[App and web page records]
▬▬▬
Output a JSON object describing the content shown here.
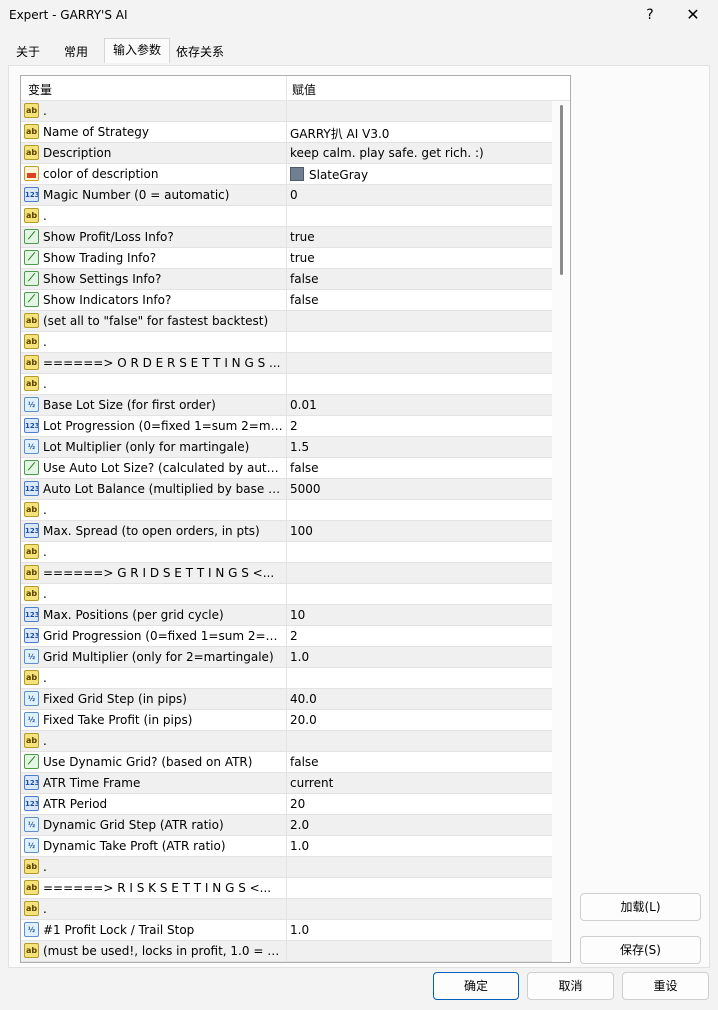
{
  "window": {
    "title": "Expert - GARRY'S AI",
    "help": "?",
    "close": "✕"
  },
  "tabs": [
    "关于",
    "常用",
    "输入参数",
    "依存关系"
  ],
  "columns": {
    "variable": "变量",
    "value": "赋值"
  },
  "rows": [
    {
      "type": "ab",
      "name": ".",
      "value": ""
    },
    {
      "type": "ab",
      "name": "Name of Strategy",
      "value": "GARRY扒 AI V3.0"
    },
    {
      "type": "ab",
      "name": "Description",
      "value": "keep calm. play safe. get rich. :)"
    },
    {
      "type": "clr",
      "name": "color of description",
      "value": "SlateGray",
      "color": "#708090"
    },
    {
      "type": "n123",
      "name": "Magic Number (0 = automatic)",
      "value": "0"
    },
    {
      "type": "ab",
      "name": ".",
      "value": ""
    },
    {
      "type": "bool",
      "name": "Show Profit/Loss Info?",
      "value": "true"
    },
    {
      "type": "bool",
      "name": "Show Trading Info?",
      "value": "true"
    },
    {
      "type": "bool",
      "name": "Show Settings Info?",
      "value": "false"
    },
    {
      "type": "bool",
      "name": "Show Indicators Info?",
      "value": "false"
    },
    {
      "type": "ab",
      "name": "(set all to \"false\" for fastest backtest)",
      "value": ""
    },
    {
      "type": "ab",
      "name": ".",
      "value": ""
    },
    {
      "type": "ab",
      "name": "======>  O R D E R   S E T T I N G S ...",
      "value": ""
    },
    {
      "type": "ab",
      "name": ".",
      "value": ""
    },
    {
      "type": "ve",
      "name": "Base Lot Size (for first order)",
      "value": "0.01"
    },
    {
      "type": "n123",
      "name": "Lot Progression (0=fixed 1=sum 2=mar...",
      "value": "2"
    },
    {
      "type": "ve",
      "name": "Lot Multiplier (only for martingale)",
      "value": "1.5"
    },
    {
      "type": "bool",
      "name": "Use Auto Lot Size? (calculated by auto l...",
      "value": "false"
    },
    {
      "type": "n123",
      "name": "Auto Lot Balance (multiplied by base lo...",
      "value": "5000"
    },
    {
      "type": "ab",
      "name": ".",
      "value": ""
    },
    {
      "type": "n123",
      "name": "Max. Spread (to open orders, in pts)",
      "value": "100"
    },
    {
      "type": "ab",
      "name": ".",
      "value": ""
    },
    {
      "type": "ab",
      "name": "======>  G R I D   S E T T I N G S  <...",
      "value": ""
    },
    {
      "type": "ab",
      "name": ".",
      "value": ""
    },
    {
      "type": "n123",
      "name": "Max. Positions (per grid cycle)",
      "value": "10"
    },
    {
      "type": "n123",
      "name": "Grid Progression (0=fixed 1=sum 2=m...",
      "value": "2"
    },
    {
      "type": "ve",
      "name": "Grid Multiplier (only for 2=martingale)",
      "value": "1.0"
    },
    {
      "type": "ab",
      "name": ".",
      "value": ""
    },
    {
      "type": "ve",
      "name": "Fixed Grid Step (in pips)",
      "value": "40.0"
    },
    {
      "type": "ve",
      "name": "Fixed Take Profit (in pips)",
      "value": "20.0"
    },
    {
      "type": "ab",
      "name": ".",
      "value": ""
    },
    {
      "type": "bool",
      "name": "Use Dynamic Grid? (based on ATR)",
      "value": "false"
    },
    {
      "type": "n123",
      "name": "ATR Time Frame",
      "value": "current"
    },
    {
      "type": "n123",
      "name": "ATR Period",
      "value": "20"
    },
    {
      "type": "ve",
      "name": "Dynamic Grid Step (ATR ratio)",
      "value": "2.0"
    },
    {
      "type": "ve",
      "name": "Dynamic Take Proft (ATR ratio)",
      "value": "1.0"
    },
    {
      "type": "ab",
      "name": ".",
      "value": ""
    },
    {
      "type": "ab",
      "name": "======>  R I S K   S E T T I N G S  <...",
      "value": ""
    },
    {
      "type": "ab",
      "name": ".",
      "value": ""
    },
    {
      "type": "ve",
      "name": "#1 Profit Lock / Trail Stop",
      "value": "1.0"
    },
    {
      "type": "ab",
      "name": "(must be used!, locks in profit, 1.0 = 10...",
      "value": ""
    }
  ],
  "side_buttons": {
    "load": "加载(L)",
    "save": "保存(S)"
  },
  "footer_buttons": {
    "ok": "确定",
    "cancel": "取消",
    "reset": "重设"
  }
}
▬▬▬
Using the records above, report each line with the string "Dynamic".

      "name": "Use Dynamic Grid? (based on ATR)",
      "name": "Dynamic Grid Step (ATR ratio)",
      "name": "Dynamic Take Proft (ATR ratio)",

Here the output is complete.